======== RECORDS PROVIDED ========

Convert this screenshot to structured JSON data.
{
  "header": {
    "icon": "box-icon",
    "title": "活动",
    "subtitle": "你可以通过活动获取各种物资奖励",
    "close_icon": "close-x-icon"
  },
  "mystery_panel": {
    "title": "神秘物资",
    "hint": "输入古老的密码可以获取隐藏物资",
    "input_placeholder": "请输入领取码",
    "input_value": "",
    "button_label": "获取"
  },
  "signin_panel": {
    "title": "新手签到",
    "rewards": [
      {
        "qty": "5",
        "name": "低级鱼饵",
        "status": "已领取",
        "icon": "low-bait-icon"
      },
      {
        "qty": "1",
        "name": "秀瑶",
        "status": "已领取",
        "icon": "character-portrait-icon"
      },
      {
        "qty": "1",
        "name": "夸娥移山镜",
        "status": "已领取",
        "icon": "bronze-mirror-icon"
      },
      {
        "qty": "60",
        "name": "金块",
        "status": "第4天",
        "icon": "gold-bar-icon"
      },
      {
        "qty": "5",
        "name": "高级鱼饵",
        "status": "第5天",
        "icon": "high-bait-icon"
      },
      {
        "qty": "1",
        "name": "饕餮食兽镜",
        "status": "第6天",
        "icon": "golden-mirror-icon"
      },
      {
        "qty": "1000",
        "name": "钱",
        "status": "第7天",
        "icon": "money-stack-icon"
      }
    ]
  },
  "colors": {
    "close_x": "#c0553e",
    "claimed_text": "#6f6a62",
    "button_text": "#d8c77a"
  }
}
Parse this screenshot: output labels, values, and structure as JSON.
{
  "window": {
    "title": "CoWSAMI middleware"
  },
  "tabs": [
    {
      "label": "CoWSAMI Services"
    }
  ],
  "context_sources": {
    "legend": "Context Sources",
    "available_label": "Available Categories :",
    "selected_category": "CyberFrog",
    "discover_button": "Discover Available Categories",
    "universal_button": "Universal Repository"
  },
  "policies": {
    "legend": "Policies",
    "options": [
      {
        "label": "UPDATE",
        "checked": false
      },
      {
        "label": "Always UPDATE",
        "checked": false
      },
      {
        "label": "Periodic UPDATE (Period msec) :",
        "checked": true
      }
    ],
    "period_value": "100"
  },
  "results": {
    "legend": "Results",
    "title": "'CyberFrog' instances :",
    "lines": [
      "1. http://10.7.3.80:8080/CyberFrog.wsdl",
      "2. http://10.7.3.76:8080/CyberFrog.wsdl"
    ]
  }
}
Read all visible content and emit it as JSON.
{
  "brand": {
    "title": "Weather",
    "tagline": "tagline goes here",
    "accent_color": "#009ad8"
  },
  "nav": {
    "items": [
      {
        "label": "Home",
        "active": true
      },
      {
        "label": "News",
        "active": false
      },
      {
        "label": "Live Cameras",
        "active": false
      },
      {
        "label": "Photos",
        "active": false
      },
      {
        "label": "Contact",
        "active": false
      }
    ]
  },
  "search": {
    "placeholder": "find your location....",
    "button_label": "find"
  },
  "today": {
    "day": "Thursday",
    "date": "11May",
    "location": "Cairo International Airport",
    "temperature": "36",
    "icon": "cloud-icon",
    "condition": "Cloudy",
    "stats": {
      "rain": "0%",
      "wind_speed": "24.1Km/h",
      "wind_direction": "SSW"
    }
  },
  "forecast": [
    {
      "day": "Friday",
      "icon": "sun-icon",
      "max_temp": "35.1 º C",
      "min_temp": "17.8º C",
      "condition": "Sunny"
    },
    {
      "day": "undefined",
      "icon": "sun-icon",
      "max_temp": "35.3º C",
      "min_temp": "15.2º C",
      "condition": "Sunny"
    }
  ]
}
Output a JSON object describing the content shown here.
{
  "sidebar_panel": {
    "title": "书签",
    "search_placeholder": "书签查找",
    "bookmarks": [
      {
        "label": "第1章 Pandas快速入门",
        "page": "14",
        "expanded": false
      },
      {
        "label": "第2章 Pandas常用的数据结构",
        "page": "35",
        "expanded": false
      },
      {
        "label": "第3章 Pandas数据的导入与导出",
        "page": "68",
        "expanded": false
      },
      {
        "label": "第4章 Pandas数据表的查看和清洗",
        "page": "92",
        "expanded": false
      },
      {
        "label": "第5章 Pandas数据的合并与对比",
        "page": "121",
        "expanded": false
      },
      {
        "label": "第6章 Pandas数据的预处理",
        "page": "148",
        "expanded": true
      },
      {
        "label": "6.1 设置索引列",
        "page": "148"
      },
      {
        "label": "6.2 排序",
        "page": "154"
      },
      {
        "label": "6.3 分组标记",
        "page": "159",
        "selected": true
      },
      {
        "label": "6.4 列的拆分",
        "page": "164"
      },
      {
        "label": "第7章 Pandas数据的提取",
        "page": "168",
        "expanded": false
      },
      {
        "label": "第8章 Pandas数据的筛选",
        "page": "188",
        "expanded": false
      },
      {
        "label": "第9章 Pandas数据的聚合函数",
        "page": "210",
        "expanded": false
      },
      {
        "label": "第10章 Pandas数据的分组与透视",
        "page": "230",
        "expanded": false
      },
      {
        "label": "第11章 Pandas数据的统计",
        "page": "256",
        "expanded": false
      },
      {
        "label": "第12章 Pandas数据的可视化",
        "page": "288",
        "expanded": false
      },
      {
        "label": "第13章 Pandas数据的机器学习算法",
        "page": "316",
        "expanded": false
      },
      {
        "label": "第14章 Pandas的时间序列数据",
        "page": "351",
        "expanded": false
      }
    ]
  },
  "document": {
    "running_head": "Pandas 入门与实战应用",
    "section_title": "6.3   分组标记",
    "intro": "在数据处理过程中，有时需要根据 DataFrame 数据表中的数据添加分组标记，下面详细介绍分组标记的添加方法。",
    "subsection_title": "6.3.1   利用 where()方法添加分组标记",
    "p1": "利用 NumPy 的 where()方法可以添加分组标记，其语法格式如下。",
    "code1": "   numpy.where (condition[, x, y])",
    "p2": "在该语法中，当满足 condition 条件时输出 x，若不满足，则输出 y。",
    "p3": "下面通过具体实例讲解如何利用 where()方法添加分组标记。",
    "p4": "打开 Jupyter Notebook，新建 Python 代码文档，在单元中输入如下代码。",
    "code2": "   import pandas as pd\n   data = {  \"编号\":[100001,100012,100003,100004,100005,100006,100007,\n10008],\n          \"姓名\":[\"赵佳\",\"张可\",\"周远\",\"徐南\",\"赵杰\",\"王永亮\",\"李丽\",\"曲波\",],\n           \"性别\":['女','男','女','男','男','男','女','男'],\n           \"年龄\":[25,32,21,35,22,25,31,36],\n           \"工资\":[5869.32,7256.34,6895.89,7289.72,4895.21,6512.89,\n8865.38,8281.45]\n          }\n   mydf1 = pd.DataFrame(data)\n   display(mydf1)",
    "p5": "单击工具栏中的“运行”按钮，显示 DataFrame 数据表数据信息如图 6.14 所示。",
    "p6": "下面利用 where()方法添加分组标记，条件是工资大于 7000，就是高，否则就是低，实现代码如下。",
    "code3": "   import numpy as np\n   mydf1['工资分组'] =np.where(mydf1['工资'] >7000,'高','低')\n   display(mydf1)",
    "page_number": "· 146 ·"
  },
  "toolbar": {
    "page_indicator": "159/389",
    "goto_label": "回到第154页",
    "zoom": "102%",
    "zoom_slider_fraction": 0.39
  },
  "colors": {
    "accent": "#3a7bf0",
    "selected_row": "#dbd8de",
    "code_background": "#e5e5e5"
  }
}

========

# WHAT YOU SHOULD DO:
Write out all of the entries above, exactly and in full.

# EXPECTED ANSWER:
Convert this screenshot to structured JSON data.
{
  "header": {
    "icon": "box-icon",
    "title": "活动",
    "subtitle": "你可以通过活动获取各种物资奖励",
    "close_icon": "close-x-icon"
  },
  "mystery_panel": {
    "title": "神秘物资",
    "hint": "输入古老的密码可以获取隐藏物资",
    "input_placeholder": "请输入领取码",
    "input_value": "",
    "button_label": "获取"
  },
  "signin_panel": {
    "title": "新手签到",
    "rewards": [
      {
        "qty": "5",
        "name": "低级鱼饵",
        "status": "已领取",
        "icon": "low-bait-icon"
      },
      {
        "qty": "1",
        "name": "秀瑶",
        "status": "已领取",
        "icon": "character-portrait-icon"
      },
      {
        "qty": "1",
        "name": "夸娥移山镜",
        "status": "已领取",
        "icon": "bronze-mirror-icon"
      },
      {
        "qty": "60",
        "name": "金块",
        "status": "第4天",
        "icon": "gold-bar-icon"
      },
      {
        "qty": "5",
        "name": "高级鱼饵",
        "status": "第5天",
        "icon": "high-bait-icon"
      },
      {
        "qty": "1",
        "name": "饕餮食兽镜",
        "status": "第6天",
        "icon": "golden-mirror-icon"
      },
      {
        "qty": "1000",
        "name": "钱",
        "status": "第7天",
        "icon": "money-stack-icon"
      }
    ]
  },
  "colors": {
    "close_x": "#c0553e",
    "claimed_text": "#6f6a62",
    "button_text": "#d8c77a"
  }
}
Parse this screenshot: output labels, values, and structure as JSON.
{
  "window": {
    "title": "CoWSAMI middleware"
  },
  "tabs": [
    {
      "label": "CoWSAMI Services"
    }
  ],
  "context_sources": {
    "legend": "Context Sources",
    "available_label": "Available Categories :",
    "selected_category": "CyberFrog",
    "discover_button": "Discover Available Categories",
    "universal_button": "Universal Repository"
  },
  "policies": {
    "legend": "Policies",
    "options": [
      {
        "label": "UPDATE",
        "checked": false
      },
      {
        "label": "Always UPDATE",
        "checked": false
      },
      {
        "label": "Periodic UPDATE (Period msec) :",
        "checked": true
      }
    ],
    "period_value": "100"
  },
  "results": {
    "legend": "Results",
    "title": "'CyberFrog' instances :",
    "lines": [
      "1. http://10.7.3.80:8080/CyberFrog.wsdl",
      "2. http://10.7.3.76:8080/CyberFrog.wsdl"
    ]
  }
}
Read all visible content and emit it as JSON.
{
  "brand": {
    "title": "Weather",
    "tagline": "tagline goes here",
    "accent_color": "#009ad8"
  },
  "nav": {
    "items": [
      {
        "label": "Home",
        "active": true
      },
      {
        "label": "News",
        "active": false
      },
      {
        "label": "Live Cameras",
        "active": false
      },
      {
        "label": "Photos",
        "active": false
      },
      {
        "label": "Contact",
        "active": false
      }
    ]
  },
  "search": {
    "placeholder": "find your location....",
    "button_label": "find"
  },
  "today": {
    "day": "Thursday",
    "date": "11May",
    "location": "Cairo International Airport",
    "temperature": "36",
    "icon": "cloud-icon",
    "condition": "Cloudy",
    "stats": {
      "rain": "0%",
      "wind_speed": "24.1Km/h",
      "wind_direction": "SSW"
    }
  },
  "forecast": [
    {
      "day": "Friday",
      "icon": "sun-icon",
      "max_temp": "35.1 º C",
      "min_temp": "17.8º C",
      "condition": "Sunny"
    },
    {
      "day": "undefined",
      "icon": "sun-icon",
      "max_temp": "35.3º C",
      "min_temp": "15.2º C",
      "condition": "Sunny"
    }
  ]
}
Output a JSON object describing the content shown here.
{
  "sidebar_panel": {
    "title": "书签",
    "search_placeholder": "书签查找",
    "bookmarks": [
      {
        "label": "第1章 Pandas快速入门",
        "page": "14",
        "expanded": false
      },
      {
        "label": "第2章 Pandas常用的数据结构",
        "page": "35",
        "expanded": false
      },
      {
        "label": "第3章 Pandas数据的导入与导出",
        "page": "68",
        "expanded": false
      },
      {
        "label": "第4章 Pandas数据表的查看和清洗",
        "page": "92",
        "expanded": false
      },
      {
        "label": "第5章 Pandas数据的合并与对比",
        "page": "121",
        "expanded": false
      },
      {
        "label": "第6章 Pandas数据的预处理",
        "page": "148",
        "expanded": true
      },
      {
        "label": "6.1 设置索引列",
        "page": "148"
      },
      {
        "label": "6.2 排序",
        "page": "154"
      },
      {
        "label": "6.3 分组标记",
        "page": "159",
        "selected": true
      },
      {
        "label": "6.4 列的拆分",
        "page": "164"
      },
      {
        "label": "第7章 Pandas数据的提取",
        "page": "168",
        "expanded": false
      },
      {
        "label": "第8章 Pandas数据的筛选",
        "page": "188",
        "expanded": false
      },
      {
        "label": "第9章 Pandas数据的聚合函数",
        "page": "210",
        "expanded": false
      },
      {
        "label": "第10章 Pandas数据的分组与透视",
        "page": "230",
        "expanded": false
      },
      {
        "label": "第11章 Pandas数据的统计",
        "page": "256",
        "expanded": false
      },
      {
        "label": "第12章 Pandas数据的可视化",
        "page": "288",
        "expanded": false
      },
      {
        "label": "第13章 Pandas数据的机器学习算法",
        "page": "316",
        "expanded": false
      },
      {
        "label": "第14章 Pandas的时间序列数据",
        "page": "351",
        "expanded": false
      }
    ]
  },
  "document": {
    "running_head": "Pandas 入门与实战应用",
    "section_title": "6.3   分组标记",
    "intro": "在数据处理过程中，有时需要根据 DataFrame 数据表中的数据添加分组标记，下面详细介绍分组标记的添加方法。",
    "subsection_title": "6.3.1   利用 where()方法添加分组标记",
    "p1": "利用 NumPy 的 where()方法可以添加分组标记，其语法格式如下。",
    "code1": "   numpy.where (condition[, x, y])",
    "p2": "在该语法中，当满足 condition 条件时输出 x，若不满足，则输出 y。",
    "p3": "下面通过具体实例讲解如何利用 where()方法添加分组标记。",
    "p4": "打开 Jupyter Notebook，新建 Python 代码文档，在单元中输入如下代码。",
    "code2": "   import pandas as pd\n   data = {  \"编号\":[100001,100012,100003,100004,100005,100006,100007,\n10008],\n          \"姓名\":[\"赵佳\",\"张可\",\"周远\",\"徐南\",\"赵杰\",\"王永亮\",\"李丽\",\"曲波\",],\n           \"性别\":['女','男','女','男','男','男','女','男'],\n           \"年龄\":[25,32,21,35,22,25,31,36],\n           \"工资\":[5869.32,7256.34,6895.89,7289.72,4895.21,6512.89,\n8865.38,8281.45]\n          }\n   mydf1 = pd.DataFrame(data)\n   display(mydf1)",
    "p5": "单击工具栏中的“运行”按钮，显示 DataFrame 数据表数据信息如图 6.14 所示。",
    "p6": "下面利用 where()方法添加分组标记，条件是工资大于 7000，就是高，否则就是低，实现代码如下。",
    "code3": "   import numpy as np\n   mydf1['工资分组'] =np.where(mydf1['工资'] >7000,'高','低')\n   display(mydf1)",
    "page_number": "· 146 ·"
  },
  "toolbar": {
    "page_indicator": "159/389",
    "goto_label": "回到第154页",
    "zoom": "102%",
    "zoom_slider_fraction": 0.39
  },
  "colors": {
    "accent": "#3a7bf0",
    "selected_row": "#dbd8de",
    "code_background": "#e5e5e5"
  }
}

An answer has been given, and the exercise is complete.